As sure as the sun rises and sets every day, Jacob Zuma will have his day in court, in about a year’s time, give or take a couple of months.
The agonisingly long running saga of the so-called Spy Tapes finally came to a head when Mokotodei Mpshe’s 2009 decision to set aside the 783 charges faced by Jacob Zuma was declared irrational and illegal by the North Gauteng High Court in April.
In a trice, Jacob Zuma and the NPA applied for leave to appeal, and were turned down.
The NPA petitioned the Constitution Court for leave to appeal, citing constitutional grounds. Jacob Zuma petitioned the Supreme Court of Appeals (SCA) for leave to appeal.

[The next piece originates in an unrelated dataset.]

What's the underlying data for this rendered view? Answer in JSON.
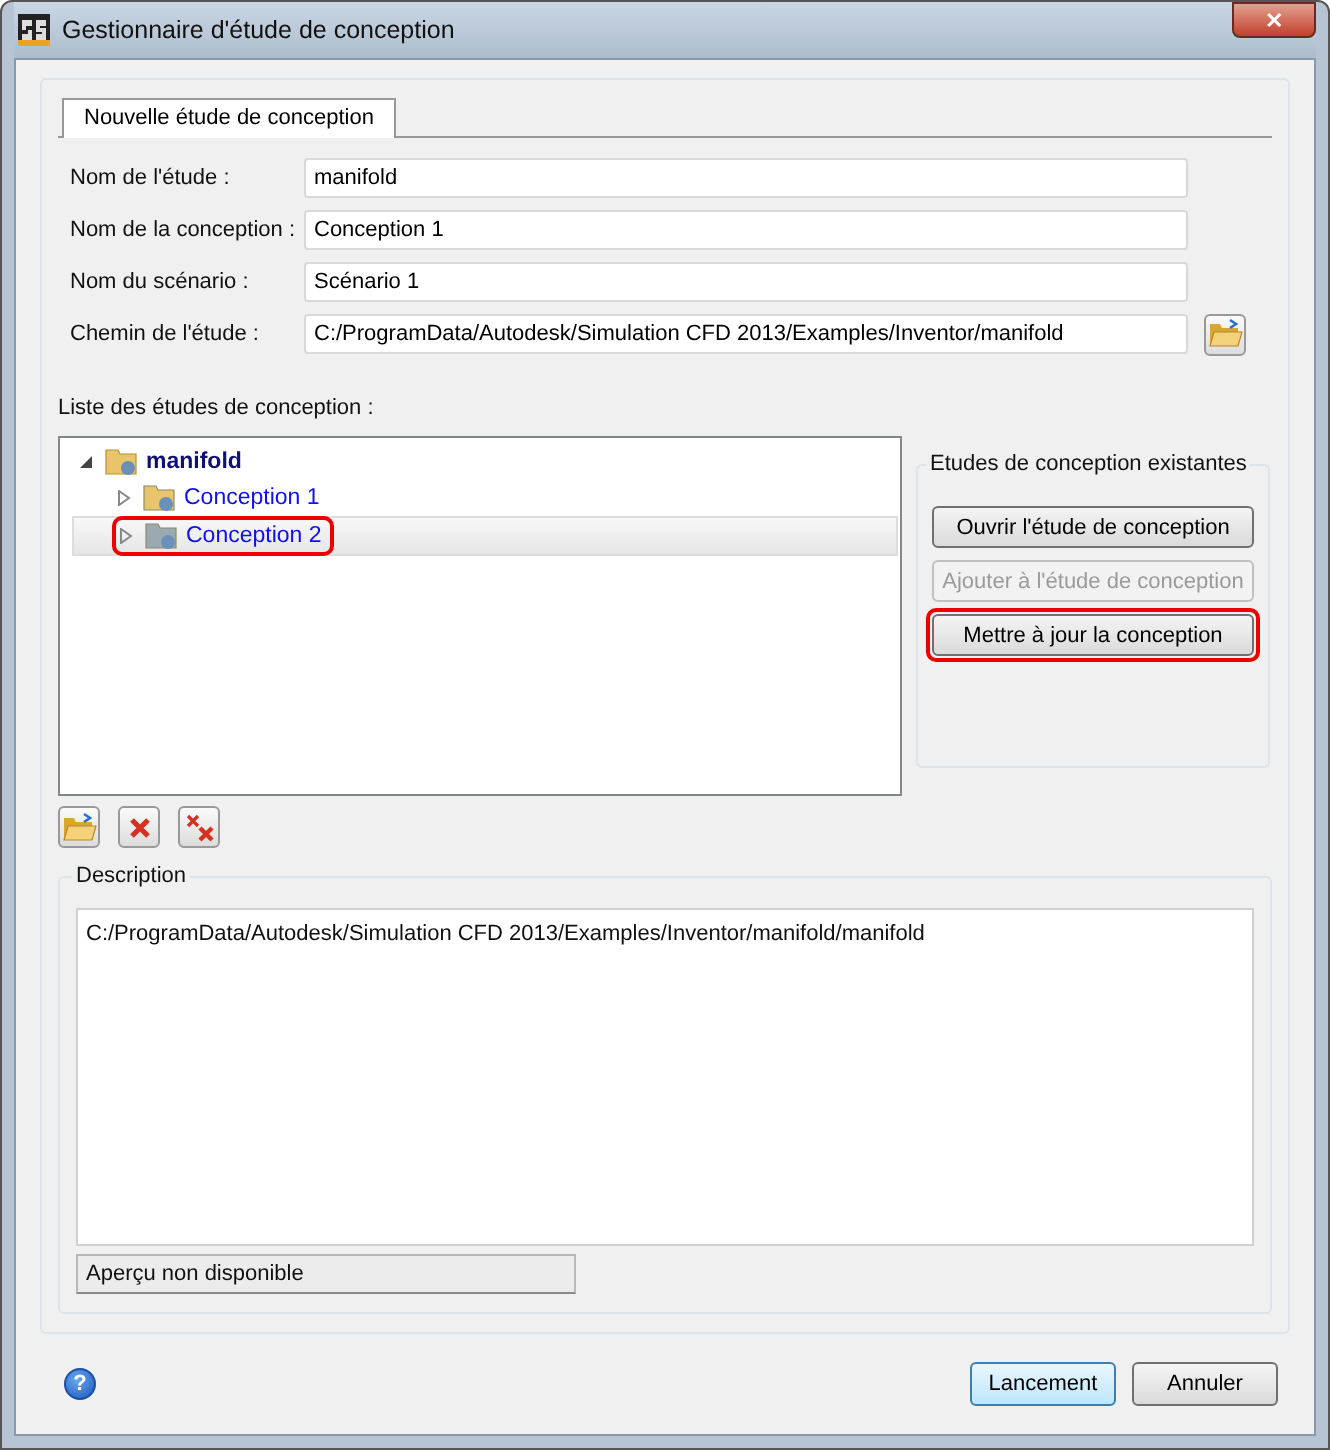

On October 7, the Con Court said “It has concluded that it is not in the interests of justice for this Court to hear the matter at this stage.”
How come? Well, simply because the SCA, a lower court, has yet to respond to Jacob Zuma’s petition for leave to appeal in respect of the same matter. Now what?
Last Wednesday, the SCA agreed to hear legal argument as to why Jacob Zuma ought to be granted leave to appeal.
His legal team was advised that if leave to appeal is granted, the appeal will be argued at the same time. The parties must file documents within three months.
What are the chances of leave to appeal being granted? Well, if the same arguments are advanced that were used when applying for leave to appeal the North Gauteng High Court ruling, zero, according to legal experts.
Even if leave to appeal is granted – which the court may well do because of the political sensitivity of the matter – the likelihood of the April High Court ruling being overturned is virtually non-existent.
By this time, allowing about three months before the SCA hands down a ruling, we are six months down the track, and the NPA’s petition to the Con Court is still outstanding.
Inevitably, because he has deep pockets (courtesy of the public purse), and the need to delay for as long as possible, Jacob Zuma will also petition the Con Court to hear the matter on constitutional grounds.
Since both petitions – the NPA’s and Jacob Zuma’s – pertain to the same matter, they will either both be granted or denied. Again, because of political sensitivity, the Con Court may well choose to hear argument, like the SCA has agreed to do, as to why it should hear the matter.
Allowing for three months to file documents, the Con Court is likely to hear both argument in support of why it ought to hear the case, and if it agrees to hear the case, it will have the matter argued immediately.
Allowing a further three months before the Con Court hands down a ruling, which is most unlikely to be anything other than dismissing both appeals with costs, Jacob Zuma will have reached the end of the line.
He will have no further avenues of appeal, and his long-awaited day in court will have dawned, and this is where it gets interesting.
Contrary to popular belief, it is not up to the NPA to seek a court date. The matter is entirely out of Shaun Abrahams’ hands. The April High Court ruling means the charges against Jacob Zuma are automatically reinstated.
All that remains to be done, is for a court date to be allocated, and a judge appointed to hear the matter. That particular privilege falls to North Gauteng High Court judge president Dunstan Mlambo, and it would be hard to imagine there would be any delay in setting the matter down.
There is of course the possibility, remote as it might be, that Shaun Abrahams would choose to do as Mokotedi Mpshe did – set aside the charges – but in order to do so with any chance of success, he would have to come up with compelling new evidence to support his decision, and the likelihood of that evidence withstanding the test of judicial review, is at best, slim.
The Zuma camp has advanced every threadbare legal argument that it could in the last eight years, and the cupboard is finally bare.
Sometime late next year, or early 2018, the nation can make the popcorn, break out the cool-drink, and settle down on the sofa to watch the TV spectacle unfold, as Jacob Zuma finally gets his comeuppance.